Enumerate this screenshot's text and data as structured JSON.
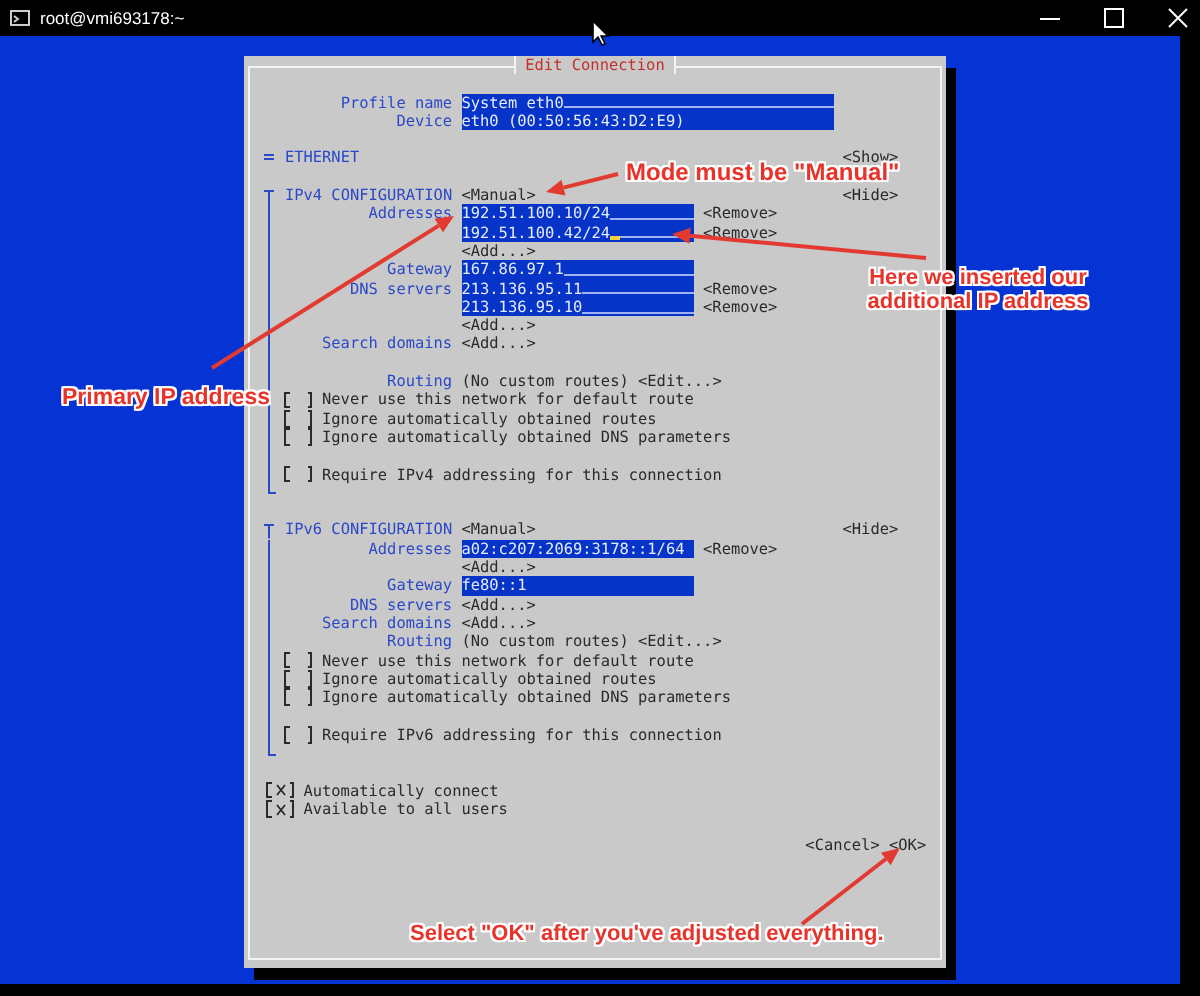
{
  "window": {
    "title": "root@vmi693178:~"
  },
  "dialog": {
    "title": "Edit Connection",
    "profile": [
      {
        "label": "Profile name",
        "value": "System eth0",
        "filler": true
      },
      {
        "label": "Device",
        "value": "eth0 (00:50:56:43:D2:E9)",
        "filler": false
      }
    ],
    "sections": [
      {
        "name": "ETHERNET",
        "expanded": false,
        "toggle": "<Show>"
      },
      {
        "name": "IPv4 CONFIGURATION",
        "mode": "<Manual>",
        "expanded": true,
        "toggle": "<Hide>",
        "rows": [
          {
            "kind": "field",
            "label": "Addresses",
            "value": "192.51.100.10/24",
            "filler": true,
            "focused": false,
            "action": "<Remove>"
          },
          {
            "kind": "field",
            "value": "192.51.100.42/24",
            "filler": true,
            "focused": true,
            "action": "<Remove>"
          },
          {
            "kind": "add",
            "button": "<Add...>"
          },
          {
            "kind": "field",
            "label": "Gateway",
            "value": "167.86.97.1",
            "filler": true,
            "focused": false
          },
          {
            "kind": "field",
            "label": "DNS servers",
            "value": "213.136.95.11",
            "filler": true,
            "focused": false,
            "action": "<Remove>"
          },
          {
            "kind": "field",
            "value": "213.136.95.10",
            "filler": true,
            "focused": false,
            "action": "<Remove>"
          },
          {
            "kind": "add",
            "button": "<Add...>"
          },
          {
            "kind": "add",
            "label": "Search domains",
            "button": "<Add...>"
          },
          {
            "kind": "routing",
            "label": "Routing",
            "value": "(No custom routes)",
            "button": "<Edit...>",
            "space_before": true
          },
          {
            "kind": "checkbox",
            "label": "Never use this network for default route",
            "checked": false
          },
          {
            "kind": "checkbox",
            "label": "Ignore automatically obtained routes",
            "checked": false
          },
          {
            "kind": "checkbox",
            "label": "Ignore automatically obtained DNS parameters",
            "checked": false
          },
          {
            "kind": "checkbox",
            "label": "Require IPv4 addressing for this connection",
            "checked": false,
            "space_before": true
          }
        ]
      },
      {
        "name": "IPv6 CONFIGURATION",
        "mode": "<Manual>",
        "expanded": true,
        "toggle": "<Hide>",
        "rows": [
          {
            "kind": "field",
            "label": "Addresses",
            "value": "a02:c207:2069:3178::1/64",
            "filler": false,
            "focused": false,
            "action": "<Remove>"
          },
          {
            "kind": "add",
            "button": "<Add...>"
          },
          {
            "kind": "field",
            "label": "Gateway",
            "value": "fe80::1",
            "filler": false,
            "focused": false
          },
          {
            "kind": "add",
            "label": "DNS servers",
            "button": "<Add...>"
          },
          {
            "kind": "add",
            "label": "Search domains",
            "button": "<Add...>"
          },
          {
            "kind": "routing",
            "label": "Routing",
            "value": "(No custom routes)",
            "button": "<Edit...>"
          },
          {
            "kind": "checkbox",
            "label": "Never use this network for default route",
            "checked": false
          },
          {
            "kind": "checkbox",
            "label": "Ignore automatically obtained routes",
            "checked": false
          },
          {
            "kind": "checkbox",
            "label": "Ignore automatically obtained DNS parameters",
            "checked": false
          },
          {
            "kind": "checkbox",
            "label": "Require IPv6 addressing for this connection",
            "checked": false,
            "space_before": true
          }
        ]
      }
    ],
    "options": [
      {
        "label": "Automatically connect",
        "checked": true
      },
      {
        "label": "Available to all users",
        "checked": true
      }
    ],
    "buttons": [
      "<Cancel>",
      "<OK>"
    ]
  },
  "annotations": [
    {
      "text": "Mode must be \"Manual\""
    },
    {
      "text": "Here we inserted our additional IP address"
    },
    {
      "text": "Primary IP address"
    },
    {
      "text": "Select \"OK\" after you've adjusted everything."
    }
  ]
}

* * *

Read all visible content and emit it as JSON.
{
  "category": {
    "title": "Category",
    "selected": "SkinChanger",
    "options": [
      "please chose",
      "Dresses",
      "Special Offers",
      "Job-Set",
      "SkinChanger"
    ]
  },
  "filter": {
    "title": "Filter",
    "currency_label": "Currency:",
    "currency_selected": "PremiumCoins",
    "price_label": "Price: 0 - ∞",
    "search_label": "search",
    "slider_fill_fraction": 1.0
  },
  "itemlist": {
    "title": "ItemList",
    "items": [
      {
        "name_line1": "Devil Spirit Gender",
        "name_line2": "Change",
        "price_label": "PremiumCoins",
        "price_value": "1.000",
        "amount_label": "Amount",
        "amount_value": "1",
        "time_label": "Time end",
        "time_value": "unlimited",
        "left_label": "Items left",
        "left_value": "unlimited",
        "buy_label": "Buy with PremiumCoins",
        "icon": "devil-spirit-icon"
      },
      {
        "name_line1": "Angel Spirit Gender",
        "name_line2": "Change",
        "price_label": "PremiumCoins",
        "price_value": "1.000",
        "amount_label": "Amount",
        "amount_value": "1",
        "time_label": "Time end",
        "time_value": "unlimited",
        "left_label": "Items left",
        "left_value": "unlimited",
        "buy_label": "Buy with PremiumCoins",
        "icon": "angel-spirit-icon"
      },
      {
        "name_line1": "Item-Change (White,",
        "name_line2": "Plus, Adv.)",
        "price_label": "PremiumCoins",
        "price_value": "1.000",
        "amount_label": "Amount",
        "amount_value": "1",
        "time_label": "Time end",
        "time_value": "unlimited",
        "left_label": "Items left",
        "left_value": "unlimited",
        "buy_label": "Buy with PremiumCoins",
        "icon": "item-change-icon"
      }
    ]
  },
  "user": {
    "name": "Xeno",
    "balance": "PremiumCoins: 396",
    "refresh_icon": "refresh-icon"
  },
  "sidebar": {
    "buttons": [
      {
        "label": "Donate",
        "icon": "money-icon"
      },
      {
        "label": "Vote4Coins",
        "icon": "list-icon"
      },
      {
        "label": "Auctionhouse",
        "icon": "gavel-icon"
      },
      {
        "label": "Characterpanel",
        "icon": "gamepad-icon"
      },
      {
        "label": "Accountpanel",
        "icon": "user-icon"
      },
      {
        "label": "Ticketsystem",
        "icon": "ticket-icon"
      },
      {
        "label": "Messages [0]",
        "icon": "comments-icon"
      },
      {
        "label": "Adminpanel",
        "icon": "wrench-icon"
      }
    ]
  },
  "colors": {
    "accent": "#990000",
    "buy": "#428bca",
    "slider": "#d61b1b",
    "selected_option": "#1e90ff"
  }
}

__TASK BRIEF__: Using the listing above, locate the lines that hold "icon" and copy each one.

__OUTPUT FOR THIS EXERCISE__:
        "icon": "devil-spirit-icon"
        "icon": "angel-spirit-icon"
        "icon": "item-change-icon"
    "refresh_icon": "refresh-icon"
        "icon": "money-icon"
        "icon": "list-icon"
        "icon": "gavel-icon"
        "icon": "gamepad-icon"
        "icon": "user-icon"
        "icon": "ticket-icon"
        "icon": "comments-icon"
        "icon": "wrench-icon"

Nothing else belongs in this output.